There are three essential elements to a contract:
A typical everyday example of a contract is when one party sells a car to another party in exchange for an agreed sum of money. In intellectual property matters a common form of contract is an assignment. For example, a party that is the named owner of a patent may choose to sell that patent to another party if the parties can agree on a price to be paid for it. The assignment document drawn up will name both parties and will specify the consideration that the buying party will give to the selling party in exchange for the patent.
If a European Union trade mark application is rejected or successfully opposed or similarly if a registration is cancelled, it may be possible, under certain circumstances, to convert the mark into one or more (but not all) national applications within the EU. This allows the original filing date to be maintained.
Due to the unitary nature of the EUTM system, any valid ground of rejection/cancellation must have effect on the entire EUTM, geographically, even if the grounds of rejection only apply in respect of a particular part of the EU. In such cases, conversion to national applications may only be requested in the EU territories where the rejection does not apply. For example, a mark may be considered descriptive/non-distinctive in French speaking territories only, in which case the whole EUTM must be rejected but conversion is possible to the non-French speaking national offices in the EU. Likewise, if an opposition is successful on the basis of two or three earlier national registrations in, say, France, Germany and Italy, conversion may take place in all territories except France, Germany and Italy. But if an opposition against an EUTM is successfully based on an earlier EUTM, no conversation is possible at all as the earlier right applies across the entire EU.
Once conversion is granted, the national procedures (and costs) differ from one EU state to another and may also depend on the status of the original application/registration. This can mean a full re-examination and publication for opposition purposes or a simple re-registration. In all scenarios, the successfully converted national application/registration maintains the original filing date (including Paris Convention priority date) and thus priority over any intervening rights.

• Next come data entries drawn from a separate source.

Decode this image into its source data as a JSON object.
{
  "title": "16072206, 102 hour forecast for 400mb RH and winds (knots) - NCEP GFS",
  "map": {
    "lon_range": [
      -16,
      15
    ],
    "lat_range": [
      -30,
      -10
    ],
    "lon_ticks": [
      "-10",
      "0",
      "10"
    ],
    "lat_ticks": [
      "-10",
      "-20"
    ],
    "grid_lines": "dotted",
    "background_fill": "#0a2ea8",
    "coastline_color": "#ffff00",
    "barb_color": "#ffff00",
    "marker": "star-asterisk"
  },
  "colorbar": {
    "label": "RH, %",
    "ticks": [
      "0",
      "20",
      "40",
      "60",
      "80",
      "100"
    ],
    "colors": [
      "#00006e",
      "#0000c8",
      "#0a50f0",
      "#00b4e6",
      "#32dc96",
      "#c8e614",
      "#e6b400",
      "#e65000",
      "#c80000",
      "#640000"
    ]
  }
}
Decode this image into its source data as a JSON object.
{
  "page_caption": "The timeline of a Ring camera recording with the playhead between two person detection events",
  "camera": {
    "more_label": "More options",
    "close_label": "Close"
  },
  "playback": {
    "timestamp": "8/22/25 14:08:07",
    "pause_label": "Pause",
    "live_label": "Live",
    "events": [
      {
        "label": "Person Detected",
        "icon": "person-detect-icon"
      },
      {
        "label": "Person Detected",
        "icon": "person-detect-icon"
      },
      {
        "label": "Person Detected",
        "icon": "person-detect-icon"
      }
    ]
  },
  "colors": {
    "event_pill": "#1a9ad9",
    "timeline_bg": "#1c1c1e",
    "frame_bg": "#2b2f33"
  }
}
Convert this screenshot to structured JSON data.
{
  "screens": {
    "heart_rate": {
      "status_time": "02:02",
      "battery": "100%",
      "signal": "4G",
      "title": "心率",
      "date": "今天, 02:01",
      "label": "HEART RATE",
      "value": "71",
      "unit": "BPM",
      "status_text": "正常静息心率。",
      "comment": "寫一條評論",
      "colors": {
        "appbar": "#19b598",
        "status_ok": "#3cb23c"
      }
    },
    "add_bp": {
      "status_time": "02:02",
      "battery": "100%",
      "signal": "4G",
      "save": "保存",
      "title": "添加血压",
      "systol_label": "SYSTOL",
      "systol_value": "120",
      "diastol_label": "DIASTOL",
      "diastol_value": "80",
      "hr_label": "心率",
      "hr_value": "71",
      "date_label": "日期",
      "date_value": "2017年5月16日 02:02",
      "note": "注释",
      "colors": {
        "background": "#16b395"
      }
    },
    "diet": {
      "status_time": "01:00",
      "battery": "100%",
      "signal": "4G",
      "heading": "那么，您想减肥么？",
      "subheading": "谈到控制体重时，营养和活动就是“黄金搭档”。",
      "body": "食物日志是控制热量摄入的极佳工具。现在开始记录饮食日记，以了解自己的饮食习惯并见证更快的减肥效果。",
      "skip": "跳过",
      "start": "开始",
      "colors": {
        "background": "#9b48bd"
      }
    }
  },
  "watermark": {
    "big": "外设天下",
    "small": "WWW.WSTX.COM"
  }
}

It is possible to divide and partially convert an EUTM if the EUIPO has rejected the application for only some goods or services.
Copyright is a legal right that applies to any original work which is in some way recorded, either on paper, in physical form, or in analogue or digital formats. Recognition of copyright works were first introduced in the latter part of the 19th century by means of The 1886 Berne Convention. This later developed and became statute around the world. In the UK copyright works are governed by the provisions of the Patents, Designs and Copyright Act 1988.
In order to qualify as “original” a work must be new. However it does not need to be completely new, since the concept of originality in copyright lies in the expression of an idea, rather than the idea itself. Old ideas expressed differently – to a sufficient extent – can become new copyright works in their own right.
Copyright is an automatic right once a new piece of work is created by the author. At that time, it is always advisable for the author to assert his or her copyright by stating the year of creation and the individual or business name of the author against it, in conjunction with the copyright symbol “©“. For example, “© 2017 Stevens Hewlett & Perkins”.
Although copyright laws are jurisdictional in that territories around the world have their own laws governing it, many reciprocal arrangements are in place by virtue of various international agreements. This means that the rights of copyright holders in one country are likely to be recognised in another country, despite the two countries having their own very separate laws.